photo-essay from yesterday: What prompted Tuesday’s visit to the Creation and Earth History Museum just down the road from where I live in San Diego’s East County was Robert Whitaker’s 2002 “Mad in America,” which I have inexcusably only just gotten around to reading. Part Two, “The Darkest Era,” includes a chapter, “Unfit to Breed.” Many others have related this shameful and outrageous story, but Whitaker pulls it together with the eloquence and authority of a Biblical prophet.
The early part of the nineteenth century ushered in the asylum movement, based on enlightened principles of “moral treatment,” namely if you regard those with mental illness as fellow human beings they tend to respond in kind. It’s amazing the outcomes you can produce when you don’t chain them to walls in freezing dungeons on starvation diets.
Fiscal constraints and other pressures squelched that one brief shining moment. The circulation of Darwin’s theory on evolution in the late nineteenth century only made matters worse. A whole new generation of “social Darwinists” came on the scene, eager to latch onto any excuse to justify their positions of power and privilege. Instead of “all men are created equal,” we were now hearing that “some men are created more equal than others.”
This gave rise to all manner of abuses across all of society. One outcome was the rise of the quack science of eugenics that encouraged weeding out from the gene pool those of degenerate stock.

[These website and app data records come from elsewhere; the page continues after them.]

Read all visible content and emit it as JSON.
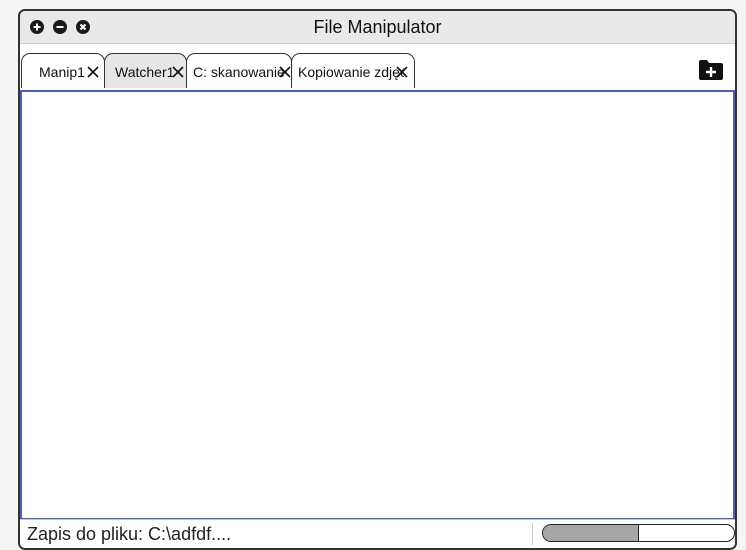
{
  "window": {
    "title": "File Manipulator",
    "controls": [
      {
        "name": "maximize",
        "icon": "plus-circle-icon"
      },
      {
        "name": "minimize",
        "icon": "minus-circle-icon"
      },
      {
        "name": "close",
        "icon": "close-circle-icon"
      }
    ]
  },
  "tabs": [
    {
      "label": "Manip1",
      "active": false,
      "close_icon": "close-icon"
    },
    {
      "label": "Watcher1",
      "active": true,
      "close_icon": "close-icon"
    },
    {
      "label": "C: skanowanie",
      "active": false,
      "close_icon": "close-icon"
    },
    {
      "label": "Kopiowanie zdjęć",
      "active": false,
      "close_icon": "close-icon"
    }
  ],
  "new_tab_icon": "folder-plus-icon",
  "status": {
    "text": "Zapis do pliku: C:\\adfdf....",
    "progress": 0.5
  },
  "colors": {
    "content_border": "#4a5fc1",
    "active_tab": "#e6e6e6",
    "progress_fill": "#a6a6a6"
  }
}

You guessed it, those with mental illness were at the top of the list. In the US, in the first decades of the twentieth century, some 30,000 individuals with mental illness were sterilized.
Hitler took eugenics to its tragically unforeseen but totally logical conclusion. The mentally ill were sterilized, then became the first population singled out for the gas chambers. We know the rest of the story all too well. In the aftermath, eugenics disappeared as a science, but Darwin was tainted forever. Those espousing creationism shamefully link Darwin to the Holocaust. I witnessed it yesterday in my museum visit.
Karen Armstrong in “The Case for God” notes that initially Darwin did not meet much resistance from organized religion. Yes, Darwin challenged Genesis, but hardly anyone at the time interpreted Genesis literally. Christianity, which grew up without printed Bibles in circulation, was constantly - excuse the term - evolving its teachings. Religion, she says, has never been about pat answers.
Throughout the ages, science and religion were more or less in accord. The Galileo controversy, Armstrong points out, is overstated and Galileo himself was largely to blame. Newton’s theories were seen as validating a creator God (without having to get into ridiculous arguments about whether it took God six days or six billion years to fashion the universe).
Literal interpretation of the Bible is a fairly new phenomenon, beginning with the Millennialist movement in the middle of the nineteenth century. This movement may have remained on the fringe had not other Christian groups felt threatened by the scientific revolution around them. This gave rise to fundamentalism, until recently on the outside of the mainstream.
Karen Armstrong makes the very strong point that what we think of Christianity today is not the Christianity our Founding Fathers practiced. Theirs was an Enlightenment-based belief, which (naively) assumed that the mysteries of God would be solved by rigorously applied science and reason. Thus my surprise when on my museum visit I came upon an exhibit asserting that not only the Founding Fathers, but the scientists and philosophers of the Renaissance and Enlightenment, all had creationist beliefs.
No, they didn’t. They simply had no reason to quibble with the Genesis story, that’s all. Jefferson rather than accepting the Bible word-for-word, actually decided to improve upon it (see image above).
Armstrong notes that social change triggers extreme reactions. She got that part right. In her book, she is equally critical of atheists (including proponents of evolution such as Richard Dawkins) as she is of religious fundamentalists. In Armstrong’s view, atheists are as stupid to God as fundamentalists are to science. Both sides are shouting way too loud, leaving no room for reasoned discourse.
And now we are suffering through another extreme reaction in the form of a certain movement with a beverage in the title, again co-opting our Founding Fathers (who have every reason to be spinning in their graves). According to a 2005 Pew Research Center Poll cited in Scientific American, 60 percent of Republicans are creationists and only 11 percent accept evolution. (Forty percent of Democrats accept evolution, which is not good either.)
Obviously, the creationists and their fellow travelers are very successful in getting their word out. Scary, isn’t it?